Finally she let herself go and came swooshing down the slide. I caught her just as I had every other time except one and carried her to the edge so that she could do it again. I was proud of her willingness to continue. And that's when she chose to replace me as her official catcher, calling out, "Daddy, come!"

In other words, Sydney didn't interpret this as a lesson in her own limitations. To her, it was an example of Mommy's limitations.

Wednesday, July 8, 2009

Hang on!

The change in Ellie and AJ's expressions as they waited to begin, compared to while the ride was in full swing, is priceless.

To young kids, the Nickelodean Theme Park at the Mall of America must seem like one of the happiest places on earth. The rides, the excitement, the obnoxious Sponge Bob souvenirs everywhere you look... how could life possibly get any better than this?
And getting to experience it with the cousins you only see once a year makes it all that much more fun.
Sydney's attitude and fearlessness may know no limits, but unfortunately (for her) her lack of height did impose a few restrictions on the rides she could enjoy with her brother and cousins. Luckily we found a few that allowed her to go on accompanied by Mommy or Daddy.

Tuesday, July 7, 2009

What a bunch of characters!

It seems like everywhere we've gone this week, we've found bigger-than-life creatures. Funny how when they're around, camera-shy kids are suddenly happy to strike a pose.

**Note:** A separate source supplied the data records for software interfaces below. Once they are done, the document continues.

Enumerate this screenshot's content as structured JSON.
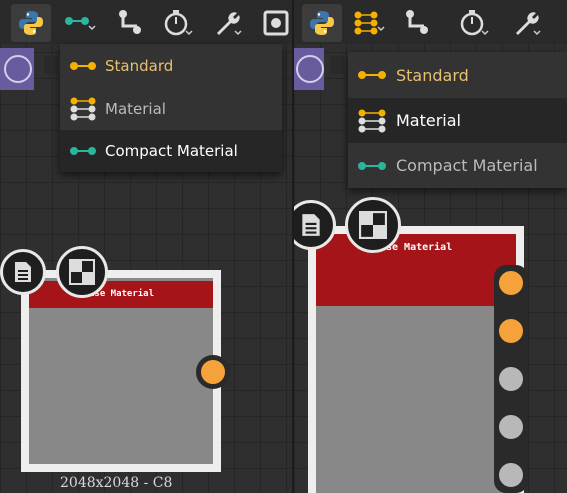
{
  "toolbar": {
    "icons": [
      "python-icon",
      "compact-graph-icon",
      "connector-icon",
      "timer-icon",
      "wrench-icon",
      "screenshot-icon"
    ]
  },
  "menu": {
    "items": [
      {
        "label": "Standard",
        "icon": "standard-icon"
      },
      {
        "label": "Material",
        "icon": "material-icon"
      },
      {
        "label": "Compact Material",
        "icon": "compact-material-icon"
      }
    ],
    "left_selected": "Compact Material",
    "right_selected": "Material"
  },
  "node": {
    "left_title": "ase Material",
    "right_title": "se Material",
    "resolution": "2048x2048 - C8"
  },
  "colors": {
    "node_header": "#a51418",
    "port_active": "#f5a23a",
    "port_inactive": "#b8b8b8",
    "compact_icon": "#2bb59a",
    "standard_icon": "#f5b000"
  }
}
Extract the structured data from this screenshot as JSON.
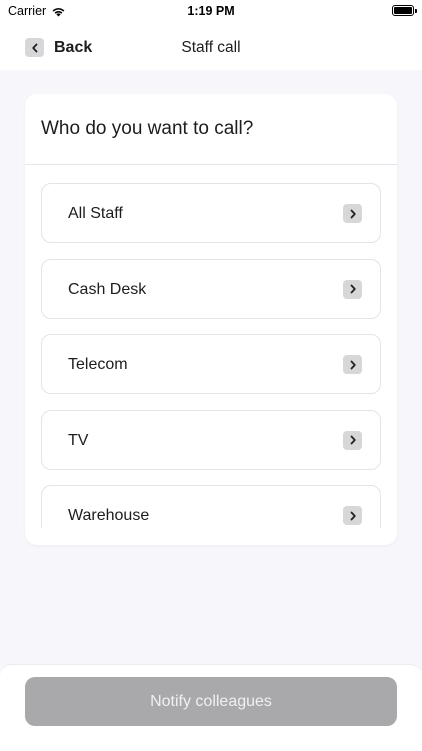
{
  "status_bar": {
    "carrier": "Carrier",
    "time": "1:19 PM"
  },
  "nav": {
    "back_label": "Back",
    "title": "Staff call"
  },
  "card": {
    "heading": "Who do you want to call?",
    "options": [
      {
        "label": "All Staff"
      },
      {
        "label": "Cash Desk"
      },
      {
        "label": "Telecom"
      },
      {
        "label": "TV"
      },
      {
        "label": "Warehouse"
      }
    ]
  },
  "footer": {
    "notify_label": "Notify colleagues"
  },
  "colors": {
    "page_background": "#f6f6fb",
    "button_disabled": "#a9a9ab",
    "chevron_badge": "#d7d7d9"
  }
}
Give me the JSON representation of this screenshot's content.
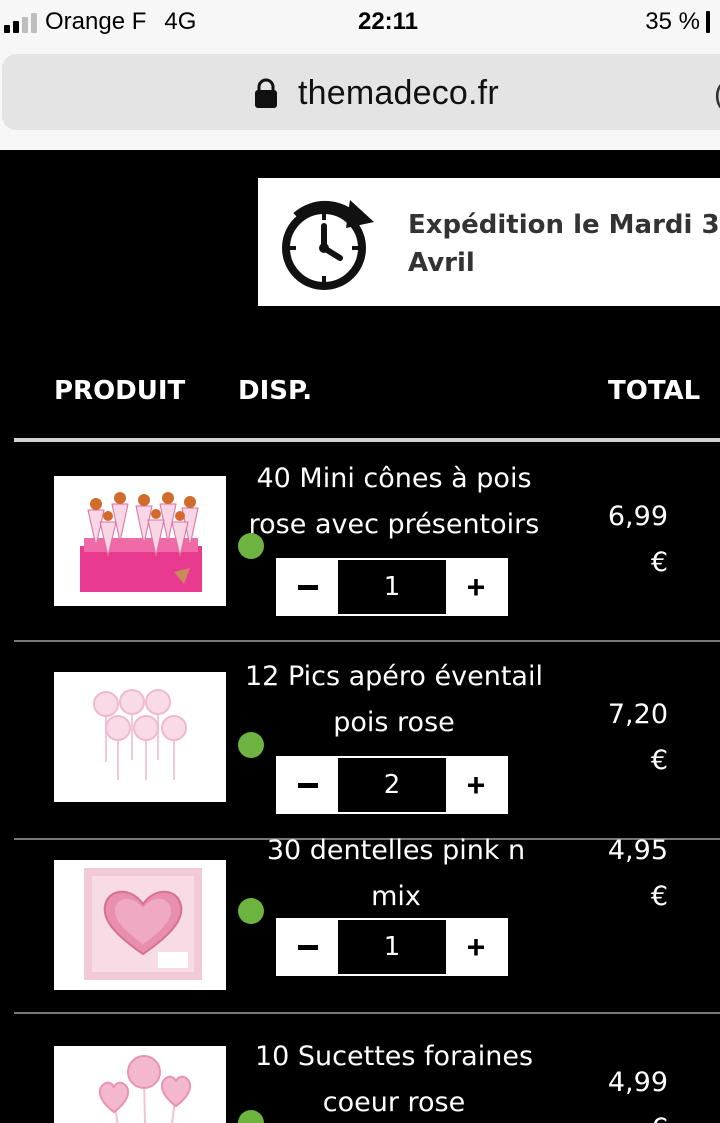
{
  "statusbar": {
    "carrier": "Orange F",
    "network": "4G",
    "time": "22:11",
    "battery": "35 %"
  },
  "browser": {
    "url": "themadeco.fr"
  },
  "shipping": {
    "text": "Expédition le Mardi 3 Avril",
    "icon": "clock-refresh-icon"
  },
  "table": {
    "headers": {
      "product": "PRODUIT",
      "availability": "DISP.",
      "total": "TOTAL"
    },
    "rows": [
      {
        "name_lines": [
          "40 Mini cônes à pois",
          "rose avec présentoirs"
        ],
        "quantity": "1",
        "price": "6,99",
        "currency": "€",
        "available": true
      },
      {
        "name_lines": [
          "12 Pics apéro éventail",
          "pois rose"
        ],
        "quantity": "2",
        "price": "7,20",
        "currency": "€",
        "available": true
      },
      {
        "name_lines": [
          "30 dentelles pink n mix"
        ],
        "quantity": "1",
        "price": "4,95",
        "currency": "€",
        "available": true
      },
      {
        "name_lines": [
          "10 Sucettes foraines",
          "coeur rose"
        ],
        "quantity": "",
        "price": "4,99",
        "currency": "€",
        "available": true
      }
    ],
    "stepper": {
      "minus": "−",
      "plus": "+"
    }
  },
  "colors": {
    "background": "#000000",
    "available_dot": "#6cb33f",
    "urlbar": "#e4e4e4"
  }
}
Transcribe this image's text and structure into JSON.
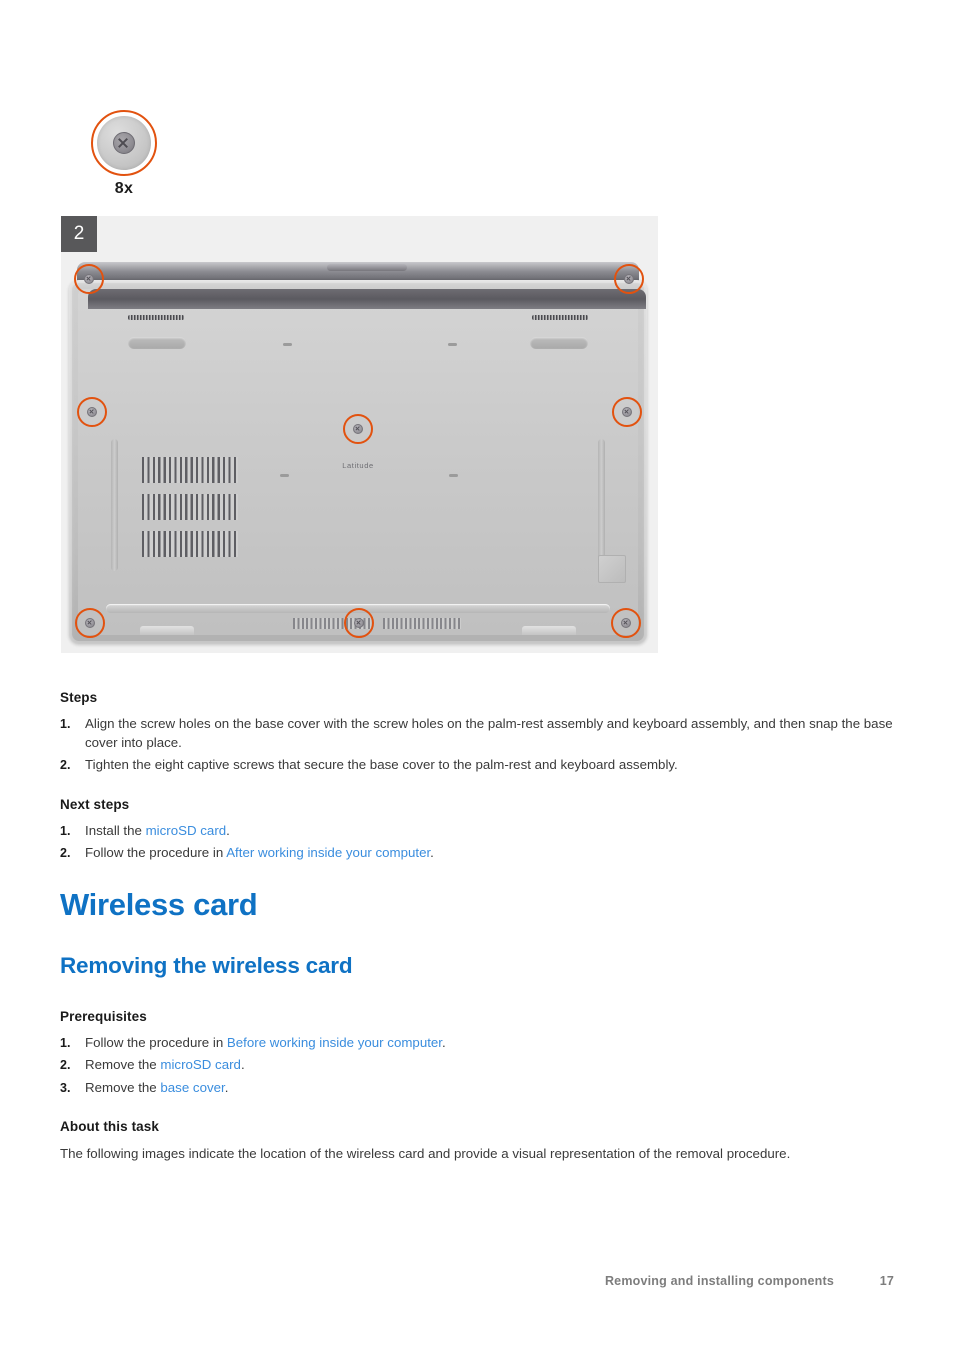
{
  "figure": {
    "legend": {
      "icon": "captive-screw",
      "count_label": "8x"
    },
    "step_badge": "2",
    "laptop_brand": "Latitude",
    "highlight_color": "#e2520f",
    "screw_highlight_count": 8
  },
  "sections": [
    {
      "id": "steps",
      "heading": "Steps",
      "items": [
        {
          "num": "1.",
          "text": "Align the screw holes on the base cover with the screw holes on the palm-rest assembly and keyboard assembly, and then snap the base cover into place."
        },
        {
          "num": "2.",
          "text": "Tighten the eight captive screws that secure the base cover to the palm-rest and keyboard assembly."
        }
      ]
    },
    {
      "id": "next-steps",
      "heading": "Next steps",
      "items": [
        {
          "num": "1.",
          "pre": "Install the ",
          "link": "microSD card",
          "post": "."
        },
        {
          "num": "2.",
          "pre": "Follow the procedure in ",
          "link": "After working inside your computer",
          "post": "."
        }
      ]
    }
  ],
  "title": {
    "major": "Wireless card",
    "minor": "Removing the wireless card",
    "color": "#0f72c4"
  },
  "prerequisites": {
    "heading": "Prerequisites",
    "items": [
      {
        "num": "1.",
        "pre": "Follow the procedure in ",
        "link": "Before working inside your computer",
        "post": "."
      },
      {
        "num": "2.",
        "pre": "Remove the ",
        "link": "microSD card",
        "post": "."
      },
      {
        "num": "3.",
        "pre": "Remove the ",
        "link": "base cover",
        "post": "."
      }
    ]
  },
  "about": {
    "heading": "About this task",
    "text": "The following images indicate the location of the wireless card and provide a visual representation of the removal procedure."
  },
  "footer": {
    "chapter": "Removing and installing components",
    "page": "17"
  }
}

Sydney is the exception to that rule. She did okay with the statues, but wanted nothing to do with the live costumed characters.

Vacations are so much fun!